[What needs to be done] All of the entries need to be repeated exactly. Leave nothing out.

[Data excerpts]
++++++

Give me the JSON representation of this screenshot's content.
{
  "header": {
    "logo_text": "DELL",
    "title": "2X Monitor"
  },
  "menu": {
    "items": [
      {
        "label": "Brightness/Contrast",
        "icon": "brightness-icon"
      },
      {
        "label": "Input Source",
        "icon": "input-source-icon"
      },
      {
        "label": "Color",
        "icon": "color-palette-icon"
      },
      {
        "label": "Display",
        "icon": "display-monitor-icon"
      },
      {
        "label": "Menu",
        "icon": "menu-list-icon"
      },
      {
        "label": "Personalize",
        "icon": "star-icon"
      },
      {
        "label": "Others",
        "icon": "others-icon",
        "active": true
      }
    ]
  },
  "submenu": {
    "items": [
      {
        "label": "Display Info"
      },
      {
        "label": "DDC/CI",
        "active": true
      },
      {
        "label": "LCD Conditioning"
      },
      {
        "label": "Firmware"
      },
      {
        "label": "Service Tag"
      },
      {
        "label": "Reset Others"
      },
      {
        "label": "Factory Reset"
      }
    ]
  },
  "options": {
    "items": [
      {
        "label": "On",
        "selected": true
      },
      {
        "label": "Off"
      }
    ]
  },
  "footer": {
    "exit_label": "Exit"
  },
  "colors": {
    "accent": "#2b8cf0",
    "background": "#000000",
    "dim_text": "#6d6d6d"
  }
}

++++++

[Response to the task]
Give me the JSON representation of this screenshot's content.
{
  "header": {
    "logo_text": "DELL",
    "title": "2X Monitor"
  },
  "menu": {
    "items": [
      {
        "label": "Brightness/Contrast",
        "icon": "brightness-icon"
      },
      {
        "label": "Input Source",
        "icon": "input-source-icon"
      },
      {
        "label": "Color",
        "icon": "color-palette-icon"
      },
      {
        "label": "Display",
        "icon": "display-monitor-icon"
      },
      {
        "label": "Menu",
        "icon": "menu-list-icon"
      },
      {
        "label": "Personalize",
        "icon": "star-icon"
      },
      {
        "label": "Others",
        "icon": "others-icon",
        "active": true
      }
    ]
  },
  "submenu": {
    "items": [
      {
        "label": "Display Info"
      },
      {
        "label": "DDC/CI",
        "active": true
      },
      {
        "label": "LCD Conditioning"
      },
      {
        "label": "Firmware"
      },
      {
        "label": "Service Tag"
      },
      {
        "label": "Reset Others"
      },
      {
        "label": "Factory Reset"
      }
    ]
  },
  "options": {
    "items": [
      {
        "label": "On",
        "selected": true
      },
      {
        "label": "Off"
      }
    ]
  },
  "footer": {
    "exit_label": "Exit"
  },
  "colors": {
    "accent": "#2b8cf0",
    "background": "#000000",
    "dim_text": "#6d6d6d"
  }
}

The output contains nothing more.